Cardinal Kasper, the President of the Pontifical Council for Promoting Christian Unity published an article at the end of March in Germany that has now been translated into English. This article follows all the hubbub that followed the change in the prayer for the Jews.
The gist of the article, while composed in very diplomatic language, seems rather clear. Dual covenant theology, I don’t think so!
While he makes clear that Catholics must be sensitive to the Jews and that Catholics have no ‘targeted or institutionalized mission to the Jews’, we still need to pray for them and witness to them.
The exclusion of a targeted and institutionalised mission to the Jews does not mean that Christians should sit around and do nothing. One must distinguish between a targeted and organised mission on the one hand, and Christian witness on the other. Of course Christians have to give witness to their ‘elder brothers and sisters in the faith of Abraham’ (John Paul II) at the point where such witness is called for; they have to give witness of their faith and of the riches and beauty of their belief in Jesus Christ. That is what even Paul did. On his missionary journeys he went each time into the synagogue first, and only when he met with unbelief there did he go to the Gentiles.

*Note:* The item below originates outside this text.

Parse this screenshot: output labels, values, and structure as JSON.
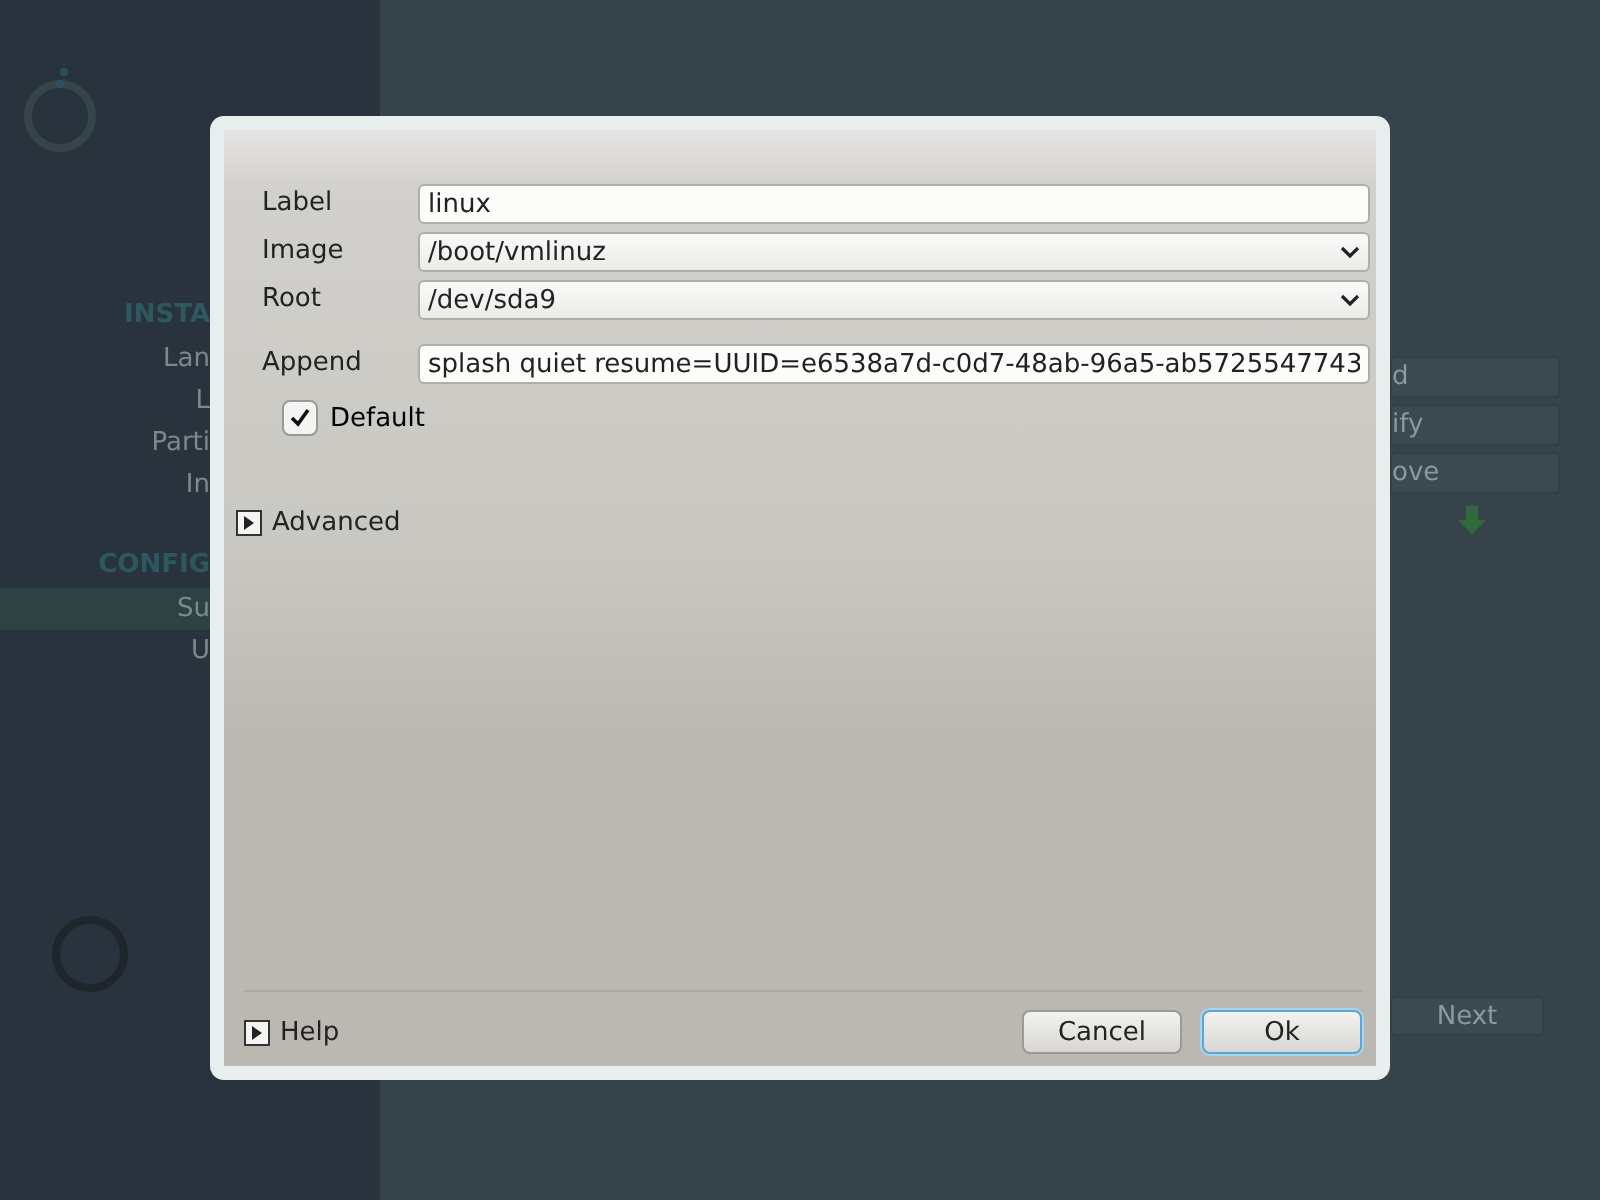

Such a witness is demanded also of us today. It must certainly be given with tact and with respect; but it would be dishonest if in meeting with their Jewish friends Christians remained silent about their own faith or even denied it. We expect the same in relation to us from believing Jews. This behaviour is entirely normal in the dialogues with which I am familiar. For an honest dialogue between Jews and Christians is only possible, on the one hand, on the basis of a shared belief in the one God, the creator of heaven and earth, and in the promises given to Abraham and the Patriarchs; and on the other hand, in awareness of and with respect for the basic point of difference, which consists in the belief that Jesus is the Christ and the Redeemer of all people.
Dr. Thomas Pink, writing at Against the Grain, says there is even more meaning behind Cardinal Kaspers writing.
If there is an internal theological target being aimed at by Kasper, it is very clearly dual covenant theology. This is the view, increasingly widespread in certain US and German theological circles involved in Jewish dialogue, that the Jews have their own saving covenant distinct from and independent of that offered by Christ to the Gentiles, and that therefore there is no ground for Jews to convert to Christianity and enter the Church. Jewish conversion is not something for which the Church should call, pray, or strive. The dual covenant camp, theologians such as Pawlikowski et al, try and base all discussion on Nostra Aetate, and interpret this actually very short and vague declaration in isolation from preceding documents of the Council. They treat Nostra Aetate as a whole New Pentecost on its own, from which among Church documents all future Judaeo-Christian dialogue is supposed uniquely to develop, and on which whatever speculative theological structure they fancy can then be erected as new ‘Church teaching’. Kasper will not have this, and reinforces the standing of Nostra Aetate by relating it to the rest of the Council, and in particular to the greater authority of Lumen Gentium. But the content of Lumen Gentium is flatly opposed to dual covenant theology, as we can see from Lumen Gentium paragraph 9, a passage that very clearly states Catholic teaching on the relation of the Jewish people to the Church and the New Covenant:
“[God] therefore chose the race of Israel as a people unto Himself. With it He set up a covenant. Step by step He taught and prepared this people, making known in its history both Himself and the decree of His will and making it holy unto Himself. All these things, however, were done by way of preparation and as a figure of that new and perfect covenant, which was to be ratified in Christ, and of that fuller revelation which was to be given through the Word of God Himself made flesh. “Behold the days shall come saith the Lord, and I will make a new covenant with the House of Israel, and with the house of Judah . . . I will give my law in their bowels, and I will write it in their heart, and I will be their God, and they shall be my people . . . For all of them shall know Me, from the least of them even to the greatest, saith the Lord.” (Jeremiah 31) Christ instituted this new covenant, the new testament, that is to say, in His Blood, calling together a people made up of Jew and gentile, making them one, not according to the flesh but in the Spirit. This was to be the new People of God.”
Dual covenant theology, it seems to me, cannot survive this passage.
I have to go now. I have to call up all my Jewish friends and tell them that their free ride is over. We need to talk.